Former Fort Bliss commander gets new assignment in Kuwait
By DAVID BURGE | El Paso (Texas) Times | Published: July 1, 2013
Former Fort Bliss commander Maj. Gen. Dana J.H. Pittard has a new job.
The Department of Defense has announced that Pittard, an El Paso native, will be the new deputy commander for U.S. Army Central/Third U.S. Army in Kuwait.
Part of his duties will include overseeing the U.S. military operation in Jordan, which includes about 200 soldiers from Fort Bliss, said Fort Bliss spokesman Maj. Joe Buccino.
"It's an important job and an acknowledgment of his strategic planning ability, his understanding of the complexity of that region and his abilities to lead combined, joint efforts," Buccino said.
Pittard will start his new duties in the next few weeks, Buccino said.
Pittard took over as commander of Fort
Bliss in July 2010 and then the 1st Armored Division in May 2011. He relinquished both positions on May 23, 2013, to Maj. Gen. Sean B. MacFarland.
Most recently, Pittard has served as the special assistant to the commander at Training and Doctrine Command at Fort Eustis, Va.
Pittard graduated from Eastwood High School in 1977 and the U.S. Military Academy at West Point, N.Y., in 1981.
During his three-decade-plus military career, Pittard has also been the commanding general of the National Training Center and Fort Irwin, Calif.

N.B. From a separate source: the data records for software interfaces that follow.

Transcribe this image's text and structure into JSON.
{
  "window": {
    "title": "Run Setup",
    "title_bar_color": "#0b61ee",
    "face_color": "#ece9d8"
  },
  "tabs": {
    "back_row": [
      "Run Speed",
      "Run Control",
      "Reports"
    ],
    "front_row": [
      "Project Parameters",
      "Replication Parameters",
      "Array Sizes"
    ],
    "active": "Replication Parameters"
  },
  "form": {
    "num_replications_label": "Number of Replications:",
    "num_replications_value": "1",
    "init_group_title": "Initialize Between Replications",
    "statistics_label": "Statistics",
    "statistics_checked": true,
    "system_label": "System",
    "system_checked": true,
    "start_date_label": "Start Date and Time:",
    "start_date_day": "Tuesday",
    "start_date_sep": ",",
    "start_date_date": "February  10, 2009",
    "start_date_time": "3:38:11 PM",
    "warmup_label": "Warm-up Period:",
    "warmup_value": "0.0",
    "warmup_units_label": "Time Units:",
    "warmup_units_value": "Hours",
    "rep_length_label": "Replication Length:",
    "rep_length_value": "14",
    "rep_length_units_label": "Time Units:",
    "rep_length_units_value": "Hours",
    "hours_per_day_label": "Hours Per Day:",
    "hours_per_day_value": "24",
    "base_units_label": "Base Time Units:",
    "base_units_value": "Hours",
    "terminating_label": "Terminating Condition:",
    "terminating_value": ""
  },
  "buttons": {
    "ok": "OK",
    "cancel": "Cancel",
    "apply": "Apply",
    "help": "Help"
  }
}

He served as the military aide for President Bill Clinton for about two years.
During his tenure at Fort Bliss, Pittard was credited with strengthening the bond between the installation
and El Paso and creating an "open post" where it is easier for civilians to visit Fort Bliss. Under Pittard's watch, Fort Bliss also became one of the busiest deployment and training centers in the military.
In addition, he emphasized environmental projects with an eye toward eventually making Fort Bliss self-sufficient in energy use, water and waste.
Other Pittard-led initiatives included placing a greater emphasis on combating soldier suicides, improving quality of life for soldiers and military families and setting big-picture goals like striving to be the fittest and most resilient community in the Army.